In September, IIE announced that it is launching a new course designed to train Ministry officials and university representatives in Myanmar on how to create and manage an effective international education office. The new course, “Connecting to the World: International Relations for Higher Education Institutions,” will be an "essential step to enable universities in Myanmar to connect with institutions in the United States and other countries so that they can build institutional capacity and prepare their students to meet current workforce needs and support rapid economic development." This project is part of a broader IIE Myanmar higher education initiative which seeks to help the country rebuild its higher education capacity.

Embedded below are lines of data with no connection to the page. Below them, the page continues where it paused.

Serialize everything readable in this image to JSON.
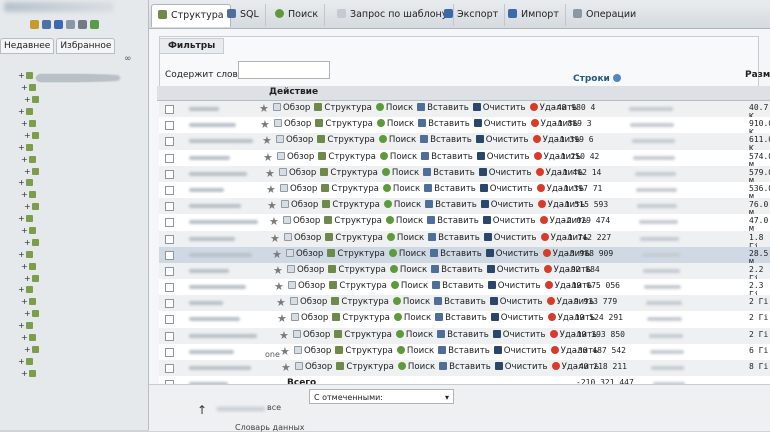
{
  "sidebar": {
    "tabs": [
      "Недавнее",
      "Избранное"
    ],
    "tree_count": 26
  },
  "tabs": [
    {
      "label": "Структура",
      "icon": "structure-icon",
      "active": true
    },
    {
      "label": "SQL",
      "icon": "sql-icon",
      "active": false
    },
    {
      "label": "Поиск",
      "icon": "search-icon",
      "active": false
    },
    {
      "label": "Запрос по шаблону",
      "icon": "query-icon",
      "active": false
    },
    {
      "label": "Экспорт",
      "icon": "export-icon",
      "active": false
    },
    {
      "label": "Импорт",
      "icon": "import-icon",
      "active": false
    },
    {
      "label": "Операции",
      "icon": "operations-icon",
      "active": false
    }
  ],
  "filters": {
    "legend": "Фильтры",
    "contains_label": "Содержит слово:",
    "contains_value": ""
  },
  "table": {
    "col_action": "Действие",
    "col_rows": "Строки",
    "col_size": "Размер",
    "action_labels": {
      "browse": "Обзор",
      "structure": "Структура",
      "search": "Поиск",
      "insert": "Вставить",
      "empty": "Очистить",
      "drop": "Удалить"
    },
    "rows": [
      {
        "rows": "-48 980 4",
        "size": "40.7 K"
      },
      {
        "rows": "-1 889 3",
        "size": "910.0 K"
      },
      {
        "rows": "-1 399 6",
        "size": "611.0 K"
      },
      {
        "rows": "-1 250 42",
        "size": "574.0 M"
      },
      {
        "rows": "-1 402 14",
        "size": "579.0 M"
      },
      {
        "rows": "-1 397 71",
        "size": "536.0 M"
      },
      {
        "rows": "-1 515 593",
        "size": "76.0 M"
      },
      {
        "rows": "-2 029 474",
        "size": "47.0 M"
      },
      {
        "rows": "-1 742 227",
        "size": "1.8 Гi"
      },
      {
        "rows": "-3 988 909",
        "size": "28.5 M"
      },
      {
        "rows": "-92 884",
        "size": "2.2 Гi"
      },
      {
        "rows": "-19 075 056",
        "size": "2.3 Гi"
      },
      {
        "rows": "-9 933 779",
        "size": "2 Гi"
      },
      {
        "rows": "-19 524 291",
        "size": "2 Гi"
      },
      {
        "rows": "-19 393 850",
        "size": "2 Гi"
      },
      {
        "rows": "-36 487 542",
        "size": "6 Гi"
      },
      {
        "rows": "-40 218 211",
        "size": "8 Гi"
      },
      {
        "rows": "-210 321 447",
        "size": ""
      }
    ],
    "partial_label": "one",
    "total_label": "Всего"
  },
  "bottom": {
    "check_all": "все",
    "with_selected": "С отмеченными:",
    "dictionary": "Словарь данных"
  }
}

Greg Galford, an Associate Professor of Interior Architecture from Chatham University, had never really thought about Indonesia two years ago, but was set to travel there in April 2011 as more or less a tag-along faculty member. IIE had selected Chatham to join a cohort of six U.S. and six Indonesian colleges and universities that would dedicate two years to developing institutional partnerships and increasing U.S. study abroad to Indonesia. When at the last minute the senior administrator leading the effort was unable to travel with Greg, he found himself solely responsible for representing the university, anxious about what would be expected of him in Indonesia, and hyper concerned about making the short layover from Seoul to Bandung.
Higher education institutions, educational organizations, and governments around the world are continuously looking for new ways to engage internationally and to keep their academic institutions relevant and competitive. Funding organizations and governments are investing substantial resources in international education, and are seeking to identify new areas to support.
Our delegation concluded with the drafting of a work-in-progress framework agreement to help codify what we and the various education, health, and science ministry officials encouraged us to do and share. It appears below and we will focus now on next steps to follow through. We all recognized the importance of keeping the momentum of reform accelerating.
A week ago, my taxicab was approaching the U.S. Capitol. Two congested lanes of traffic and a great deal of police. Routine security inspection from a couple of scowling Capitol Hill police. No one looked suspicious that day.
It is 5:30 am in Mandalay, Myanmar. Our hotel is directly across from the former royal palace and it is a good time for a run. The city has been awake for a while and streetlights are about to go on for an hour or so before dawn. That gave me some pause.
The International Academic Partnerships delegation to Myanmar had an unusual start. A faculty member from Northern Illinois University, Dr. Catherine Raymond, who curates the Burmese art collection there, was bringing back a Buddha sculpture (pictured below) created more than a thousand years ago. At a ceremony marking the return with the Minister of Culture she noted that the event was a "testimony to the efforts many are making to end trafficking in art." Ironically, the sculpture is rare because it depicts the Buddha in the pose emoting rule of law, something that has gone missing in so many places today.